## Your goal
Copy out the entries that follow. Leave none out.
'''
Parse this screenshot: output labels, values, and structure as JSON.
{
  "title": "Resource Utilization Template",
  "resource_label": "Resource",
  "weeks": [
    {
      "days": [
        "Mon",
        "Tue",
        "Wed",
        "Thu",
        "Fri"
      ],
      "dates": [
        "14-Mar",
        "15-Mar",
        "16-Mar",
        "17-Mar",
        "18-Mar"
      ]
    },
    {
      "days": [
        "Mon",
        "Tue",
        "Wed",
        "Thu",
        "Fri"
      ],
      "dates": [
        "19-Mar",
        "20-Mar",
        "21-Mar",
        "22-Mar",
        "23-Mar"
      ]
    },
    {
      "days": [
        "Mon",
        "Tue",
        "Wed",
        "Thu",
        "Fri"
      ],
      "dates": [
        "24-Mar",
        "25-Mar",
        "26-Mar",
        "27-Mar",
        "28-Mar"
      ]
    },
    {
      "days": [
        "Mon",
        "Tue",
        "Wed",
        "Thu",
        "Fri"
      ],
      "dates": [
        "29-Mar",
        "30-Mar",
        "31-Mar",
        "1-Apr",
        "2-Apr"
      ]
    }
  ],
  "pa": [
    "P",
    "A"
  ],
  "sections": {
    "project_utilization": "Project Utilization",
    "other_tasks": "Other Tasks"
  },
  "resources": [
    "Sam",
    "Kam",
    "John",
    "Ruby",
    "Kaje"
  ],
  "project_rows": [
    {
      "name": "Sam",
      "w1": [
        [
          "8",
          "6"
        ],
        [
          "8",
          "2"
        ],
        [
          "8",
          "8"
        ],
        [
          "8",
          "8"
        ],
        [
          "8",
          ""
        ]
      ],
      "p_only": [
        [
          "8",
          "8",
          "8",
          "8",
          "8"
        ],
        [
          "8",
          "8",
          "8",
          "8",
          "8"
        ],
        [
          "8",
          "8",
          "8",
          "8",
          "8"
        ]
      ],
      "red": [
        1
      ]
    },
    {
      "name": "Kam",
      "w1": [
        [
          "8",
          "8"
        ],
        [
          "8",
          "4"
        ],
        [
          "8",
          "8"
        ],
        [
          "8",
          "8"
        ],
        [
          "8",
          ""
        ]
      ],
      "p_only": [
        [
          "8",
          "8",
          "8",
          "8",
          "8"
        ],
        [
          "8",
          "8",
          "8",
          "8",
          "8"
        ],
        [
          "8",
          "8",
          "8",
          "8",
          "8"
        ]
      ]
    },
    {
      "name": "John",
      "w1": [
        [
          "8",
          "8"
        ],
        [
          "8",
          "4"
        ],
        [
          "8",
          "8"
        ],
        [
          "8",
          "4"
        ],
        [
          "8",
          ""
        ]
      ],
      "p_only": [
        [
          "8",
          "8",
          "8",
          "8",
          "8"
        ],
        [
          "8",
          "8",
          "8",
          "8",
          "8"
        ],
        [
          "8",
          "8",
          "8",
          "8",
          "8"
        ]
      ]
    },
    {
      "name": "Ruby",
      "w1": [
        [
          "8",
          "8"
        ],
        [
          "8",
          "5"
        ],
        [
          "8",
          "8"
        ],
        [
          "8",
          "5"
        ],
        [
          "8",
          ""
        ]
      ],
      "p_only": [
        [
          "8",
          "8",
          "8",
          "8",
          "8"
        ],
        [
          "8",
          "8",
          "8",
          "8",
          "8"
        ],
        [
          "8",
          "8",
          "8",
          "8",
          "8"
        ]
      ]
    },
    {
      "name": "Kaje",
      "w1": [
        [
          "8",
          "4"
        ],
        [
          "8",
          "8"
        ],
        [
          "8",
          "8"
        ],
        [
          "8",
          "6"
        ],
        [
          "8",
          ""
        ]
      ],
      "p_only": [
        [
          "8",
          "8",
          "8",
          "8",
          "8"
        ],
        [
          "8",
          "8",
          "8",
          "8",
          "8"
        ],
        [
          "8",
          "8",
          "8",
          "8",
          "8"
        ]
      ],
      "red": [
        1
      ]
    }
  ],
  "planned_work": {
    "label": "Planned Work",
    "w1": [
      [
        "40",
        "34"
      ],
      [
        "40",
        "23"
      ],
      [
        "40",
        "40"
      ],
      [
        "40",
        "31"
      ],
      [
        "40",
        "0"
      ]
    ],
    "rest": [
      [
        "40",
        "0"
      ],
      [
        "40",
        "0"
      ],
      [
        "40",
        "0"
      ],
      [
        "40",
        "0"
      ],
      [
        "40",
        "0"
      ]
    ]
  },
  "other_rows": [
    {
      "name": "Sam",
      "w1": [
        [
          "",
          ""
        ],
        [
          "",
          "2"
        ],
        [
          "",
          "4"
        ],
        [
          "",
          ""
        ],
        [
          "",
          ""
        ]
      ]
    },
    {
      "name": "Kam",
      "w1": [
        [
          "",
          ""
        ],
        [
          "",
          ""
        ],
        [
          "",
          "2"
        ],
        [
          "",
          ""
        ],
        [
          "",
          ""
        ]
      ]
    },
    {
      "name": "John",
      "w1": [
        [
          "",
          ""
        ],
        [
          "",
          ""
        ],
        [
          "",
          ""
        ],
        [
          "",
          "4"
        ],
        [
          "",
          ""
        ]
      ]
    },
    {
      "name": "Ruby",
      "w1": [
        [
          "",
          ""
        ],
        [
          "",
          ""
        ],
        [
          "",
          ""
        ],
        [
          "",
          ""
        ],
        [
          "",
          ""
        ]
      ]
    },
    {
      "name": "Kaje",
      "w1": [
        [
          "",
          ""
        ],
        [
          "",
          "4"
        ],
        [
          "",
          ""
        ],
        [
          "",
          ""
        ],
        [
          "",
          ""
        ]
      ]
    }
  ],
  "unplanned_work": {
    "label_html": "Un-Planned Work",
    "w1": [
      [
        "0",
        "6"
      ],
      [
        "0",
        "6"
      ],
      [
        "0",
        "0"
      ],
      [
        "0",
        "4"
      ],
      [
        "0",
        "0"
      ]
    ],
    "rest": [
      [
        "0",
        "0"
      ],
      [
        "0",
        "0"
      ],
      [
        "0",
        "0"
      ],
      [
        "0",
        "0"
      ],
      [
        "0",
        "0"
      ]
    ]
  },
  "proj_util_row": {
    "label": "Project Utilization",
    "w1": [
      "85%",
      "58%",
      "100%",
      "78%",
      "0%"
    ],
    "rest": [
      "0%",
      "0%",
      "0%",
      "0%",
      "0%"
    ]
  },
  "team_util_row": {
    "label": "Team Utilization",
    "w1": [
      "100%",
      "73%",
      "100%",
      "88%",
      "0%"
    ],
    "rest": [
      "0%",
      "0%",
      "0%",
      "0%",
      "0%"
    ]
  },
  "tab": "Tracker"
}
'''
## Response area
Parse this screenshot: output labels, values, and structure as JSON.
{
  "title": "Resource Utilization Template",
  "resource_label": "Resource",
  "weeks": [
    {
      "days": [
        "Mon",
        "Tue",
        "Wed",
        "Thu",
        "Fri"
      ],
      "dates": [
        "14-Mar",
        "15-Mar",
        "16-Mar",
        "17-Mar",
        "18-Mar"
      ]
    },
    {
      "days": [
        "Mon",
        "Tue",
        "Wed",
        "Thu",
        "Fri"
      ],
      "dates": [
        "19-Mar",
        "20-Mar",
        "21-Mar",
        "22-Mar",
        "23-Mar"
      ]
    },
    {
      "days": [
        "Mon",
        "Tue",
        "Wed",
        "Thu",
        "Fri"
      ],
      "dates": [
        "24-Mar",
        "25-Mar",
        "26-Mar",
        "27-Mar",
        "28-Mar"
      ]
    },
    {
      "days": [
        "Mon",
        "Tue",
        "Wed",
        "Thu",
        "Fri"
      ],
      "dates": [
        "29-Mar",
        "30-Mar",
        "31-Mar",
        "1-Apr",
        "2-Apr"
      ]
    }
  ],
  "pa": [
    "P",
    "A"
  ],
  "sections": {
    "project_utilization": "Project Utilization",
    "other_tasks": "Other Tasks"
  },
  "resources": [
    "Sam",
    "Kam",
    "John",
    "Ruby",
    "Kaje"
  ],
  "project_rows": [
    {
      "name": "Sam",
      "w1": [
        [
          "8",
          "6"
        ],
        [
          "8",
          "2"
        ],
        [
          "8",
          "8"
        ],
        [
          "8",
          "8"
        ],
        [
          "8",
          ""
        ]
      ],
      "p_only": [
        [
          "8",
          "8",
          "8",
          "8",
          "8"
        ],
        [
          "8",
          "8",
          "8",
          "8",
          "8"
        ],
        [
          "8",
          "8",
          "8",
          "8",
          "8"
        ]
      ],
      "red": [
        1
      ]
    },
    {
      "name": "Kam",
      "w1": [
        [
          "8",
          "8"
        ],
        [
          "8",
          "4"
        ],
        [
          "8",
          "8"
        ],
        [
          "8",
          "8"
        ],
        [
          "8",
          ""
        ]
      ],
      "p_only": [
        [
          "8",
          "8",
          "8",
          "8",
          "8"
        ],
        [
          "8",
          "8",
          "8",
          "8",
          "8"
        ],
        [
          "8",
          "8",
          "8",
          "8",
          "8"
        ]
      ]
    },
    {
      "name": "John",
      "w1": [
        [
          "8",
          "8"
        ],
        [
          "8",
          "4"
        ],
        [
          "8",
          "8"
        ],
        [
          "8",
          "4"
        ],
        [
          "8",
          ""
        ]
      ],
      "p_only": [
        [
          "8",
          "8",
          "8",
          "8",
          "8"
        ],
        [
          "8",
          "8",
          "8",
          "8",
          "8"
        ],
        [
          "8",
          "8",
          "8",
          "8",
          "8"
        ]
      ]
    },
    {
      "name": "Ruby",
      "w1": [
        [
          "8",
          "8"
        ],
        [
          "8",
          "5"
        ],
        [
          "8",
          "8"
        ],
        [
          "8",
          "5"
        ],
        [
          "8",
          ""
        ]
      ],
      "p_only": [
        [
          "8",
          "8",
          "8",
          "8",
          "8"
        ],
        [
          "8",
          "8",
          "8",
          "8",
          "8"
        ],
        [
          "8",
          "8",
          "8",
          "8",
          "8"
        ]
      ]
    },
    {
      "name": "Kaje",
      "w1": [
        [
          "8",
          "4"
        ],
        [
          "8",
          "8"
        ],
        [
          "8",
          "8"
        ],
        [
          "8",
          "6"
        ],
        [
          "8",
          ""
        ]
      ],
      "p_only": [
        [
          "8",
          "8",
          "8",
          "8",
          "8"
        ],
        [
          "8",
          "8",
          "8",
          "8",
          "8"
        ],
        [
          "8",
          "8",
          "8",
          "8",
          "8"
        ]
      ],
      "red": [
        1
      ]
    }
  ],
  "planned_work": {
    "label": "Planned Work",
    "w1": [
      [
        "40",
        "34"
      ],
      [
        "40",
        "23"
      ],
      [
        "40",
        "40"
      ],
      [
        "40",
        "31"
      ],
      [
        "40",
        "0"
      ]
    ],
    "rest": [
      [
        "40",
        "0"
      ],
      [
        "40",
        "0"
      ],
      [
        "40",
        "0"
      ],
      [
        "40",
        "0"
      ],
      [
        "40",
        "0"
      ]
    ]
  },
  "other_rows": [
    {
      "name": "Sam",
      "w1": [
        [
          "",
          ""
        ],
        [
          "",
          "2"
        ],
        [
          "",
          "4"
        ],
        [
          "",
          ""
        ],
        [
          "",
          ""
        ]
      ]
    },
    {
      "name": "Kam",
      "w1": [
        [
          "",
          ""
        ],
        [
          "",
          ""
        ],
        [
          "",
          "2"
        ],
        [
          "",
          ""
        ],
        [
          "",
          ""
        ]
      ]
    },
    {
      "name": "John",
      "w1": [
        [
          "",
          ""
        ],
        [
          "",
          ""
        ],
        [
          "",
          ""
        ],
        [
          "",
          "4"
        ],
        [
          "",
          ""
        ]
      ]
    },
    {
      "name": "Ruby",
      "w1": [
        [
          "",
          ""
        ],
        [
          "",
          ""
        ],
        [
          "",
          ""
        ],
        [
          "",
          ""
        ],
        [
          "",
          ""
        ]
      ]
    },
    {
      "name": "Kaje",
      "w1": [
        [
          "",
          ""
        ],
        [
          "",
          "4"
        ],
        [
          "",
          ""
        ],
        [
          "",
          ""
        ],
        [
          "",
          ""
        ]
      ]
    }
  ],
  "unplanned_work": {
    "label_html": "Un-Planned Work",
    "w1": [
      [
        "0",
        "6"
      ],
      [
        "0",
        "6"
      ],
      [
        "0",
        "0"
      ],
      [
        "0",
        "4"
      ],
      [
        "0",
        "0"
      ]
    ],
    "rest": [
      [
        "0",
        "0"
      ],
      [
        "0",
        "0"
      ],
      [
        "0",
        "0"
      ],
      [
        "0",
        "0"
      ],
      [
        "0",
        "0"
      ]
    ]
  },
  "proj_util_row": {
    "label": "Project Utilization",
    "w1": [
      "85%",
      "58%",
      "100%",
      "78%",
      "0%"
    ],
    "rest": [
      "0%",
      "0%",
      "0%",
      "0%",
      "0%"
    ]
  },
  "team_util_row": {
    "label": "Team Utilization",
    "w1": [
      "100%",
      "73%",
      "100%",
      "88%",
      "0%"
    ],
    "rest": [
      "0%",
      "0%",
      "0%",
      "0%",
      "0%"
    ]
  },
  "tab": "Tracker"
}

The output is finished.